In a letter written to the Board of Directors, Gangwal said that he would sell his stakes at the airline over a span of five years but may consider re-joining the board as a member at a later stage. His resignation came up hardly two weeks after Rahul Bhatia, the other promoter, took charge as IndiGo’s Managing Director.
“I have been a long-term shareholder in the company for more than 15 years, and it’s only natural to someday think about diversifying one’s holdings. Accordingly, my current intention is to slowly reduce my equity stake in the company over the next five-plus years,” Gangwal mentioned in his letter.
Rakesh Gangwal and his family entities own 36.61% of the stake in InterGlobe Aviation. Based on the current market estimation, a valuation will value his stake at the company for Rs 29,900 crore. The other promoter Rahul Bhatia owns a 38% stake in InterGlobe Aviation.
“However, I am concerned about the optics of reducing my holdings even though such transactions would only be undertaken when I do not have any unpublished price sensitive information,” Gangwal said in his letter. He mentioned that he sees a prospective future for IndiGo, especially with the industry consolidation.
Spat Between IndiGo Promoters: Rakesh Gangwal vs Rahul Bhatia
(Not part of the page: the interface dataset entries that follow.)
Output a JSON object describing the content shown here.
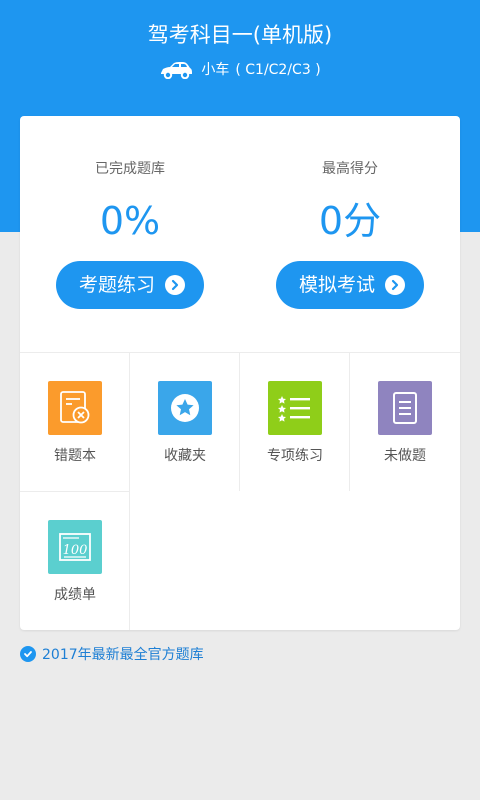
{
  "header": {
    "title": "驾考科目一(单机版)",
    "vehicle_label": "小车",
    "license_types": "( C1/C2/C3 )"
  },
  "stats": {
    "completed": {
      "label": "已完成题库",
      "value": "0%",
      "button": "考题练习"
    },
    "best_score": {
      "label": "最高得分",
      "value": "0分",
      "button": "模拟考试"
    }
  },
  "menu": [
    {
      "label": "错题本",
      "color": "#fb9b2c",
      "icon": "wrong-book-icon"
    },
    {
      "label": "收藏夹",
      "color": "#3aa6ea",
      "icon": "star-icon"
    },
    {
      "label": "专项练习",
      "color": "#8fce19",
      "icon": "list-icon"
    },
    {
      "label": "未做题",
      "color": "#8f84bf",
      "icon": "document-icon"
    },
    {
      "label": "成绩单",
      "color": "#5bcfcf",
      "icon": "score-icon"
    }
  ],
  "footer": {
    "note": "2017年最新最全官方题库"
  },
  "colors": {
    "primary": "#1e96f0"
  }
}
There were severe opinions of differences between Gangwal and Bhatia, which first came out in public in July 2019 when Gangwal sought the intervention of the Securities and Exchange Board of India (SEBI) to address the alleged corporate governance violations at the airline. He sought to remove the clauses from Articles of Association that ceased the co-founders from buying publicly-listed shares in InterGlobe Aviation and potentially trigger an open offer for the remaining stakes of the company. A few changes made in the Articles of Association by IndiGo’s shareholders in December 2021 allow both partners to exit without the other partner exercising the right of first refusal. The dispute was later settled through arbitration, the details of which are not revealed to the public.